- Taught in the academic year 2021/22, 2020/21, 2018/19, 2017/18, 2016/17, 2015/16, 2014/15, 2013/14
This course is aimed at giving students a thorough knowledge of the key theoretical and policy debates in development macro- and micro-economics. The microeconomics part deals with the economic analysis of households, firms and institutions. The students are introduced to current debates and research in microeconomics of development and examine the role of market imperfections, market failure and non-market institutions in shaping decisions. The microeconomics part draws on neoclassical economics, institutional economics, and behavioural/experimental economics. Current research in this area blends theoretical models and empirical applications. Accordingly, the course introduces both types of work. The microeconomics part deals with three topics and begins by applying economic analysis to understand the behaviour of rural households. Various models of the household are analysed, intra-household resource allocation and technology adoption are discussed. This is followed by an analysis of the constraints faced by small and micro firms operating in developing countries and a review of micro-finance. The final bit of the microeconomics part introduces the role of institutions and the state in driving economic development, and in particular scrutinises corruption as an institutional failure. Course material: Recent papers in development economics.
Health and Economic Development: Policies and evaluation (Graduate)
- Taught in the academic year 2017/18
Health and nutrition are important inputs to individual well-being and economic development. Individual and population health in turn are driven by individual income and public resources allocated to the health sector. This two-way relationship renders the link between health and economic development complex and the evaluation of the economic impacts of health interventions a challenging endeavour. The course is designed to illustrate these challenges and deals with two broad issues (i) the linkages between health and economic development, in particular, in the context of developing countries and (ii) an examination of the rationale for public provision of health care, factors driving resource allocation and the effectiveness of public health spending including issues such as absenteeism of health workers, corruption in the health sector and tools that may be used to tackle corruption. Course material: Recent papers in health/development economics.

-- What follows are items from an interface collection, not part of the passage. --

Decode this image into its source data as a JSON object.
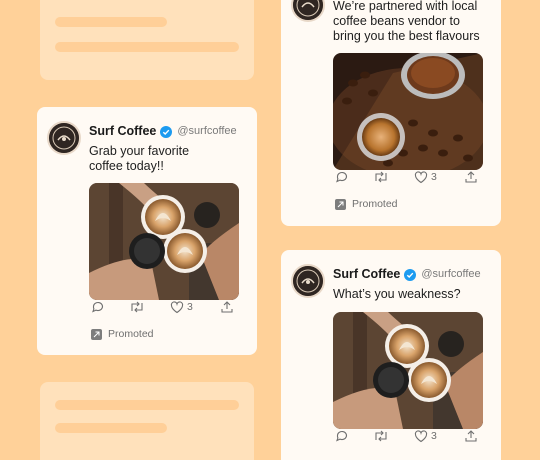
{
  "tweets": [
    {
      "display_name": "Surf Coffee",
      "handle": "@surfcoffee",
      "text": "Grab your favorite\ncoffee today!!",
      "like_count": "3",
      "promoted_label": "Promoted",
      "media": "latte-cheers-photo"
    },
    {
      "display_name": "",
      "handle": "",
      "text": "We’re partnered with local\ncoffee beans vendor to\nbring you the best flavours",
      "like_count": "3",
      "promoted_label": "Promoted",
      "media": "coffee-beans-grinder-photo"
    },
    {
      "display_name": "Surf Coffee",
      "handle": "@surfcoffee",
      "text": "What’s you weakness?",
      "like_count": "3",
      "promoted_label": "",
      "media": "latte-cheers-photo"
    }
  ],
  "icons": [
    "reply-icon",
    "retweet-icon",
    "like-icon",
    "share-icon",
    "verified-icon",
    "promoted-icon"
  ],
  "colors": {
    "background": "#ffd199",
    "placeholder_card": "#ffe1bb",
    "card": "#fffaf4",
    "verified": "#1d9bf0",
    "muted_text": "#6f6f6f"
  }
}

STATA Workshop: Doing your own survey (Graduate)
CERES Workshop: Impact Evaluation of Social Programs (Graduate)
Economics of Development (Undergraduate)
- Taught in the academic year 2012/13 at the Leiden University College (LUC), The Hague, The Netherlands
The Graduate Institute ¦ Geneva, Geneva, Switzerland
Statistical Methods for Social Sciences (Graduate)
- Teaching Assistance in the academic year 2011/12, course taught by R. Mukherjee
Econometrics II (Graduate), Econometrics IIIa (Graduate) & Econometrics IIIb (Graduate)
- Teaching Assistance in the academic year 2011/12, 2010/11 course taught by J.-L. Arcand & U. Panizza
Introduction to Development Economics (Graduate)
- Teaching Assistance in the academic year 2010/11, 2009/10 course taught by J.-L. Arcand
Impact Evaluation (Graduate)
- Teaching Assistance in the academic year 2009/10, 2008/09 course taught by J.-L. Arcand
Trade Theory and Policy (Graduate)
- Teaching Assistance in the academic year 2008/09 course taught by R. Baldwin
Eberhard-Karls-Universität, Tübingen, Germany
Explorative Data Analysis (Undergraduate)
- Teaching Assistance in the academic year 2007/08 course taught by J. Grammig
Microeconomics I (Undergraduate)
- Teaching Assistance in the academic year 2006/07 course taught by J. Baten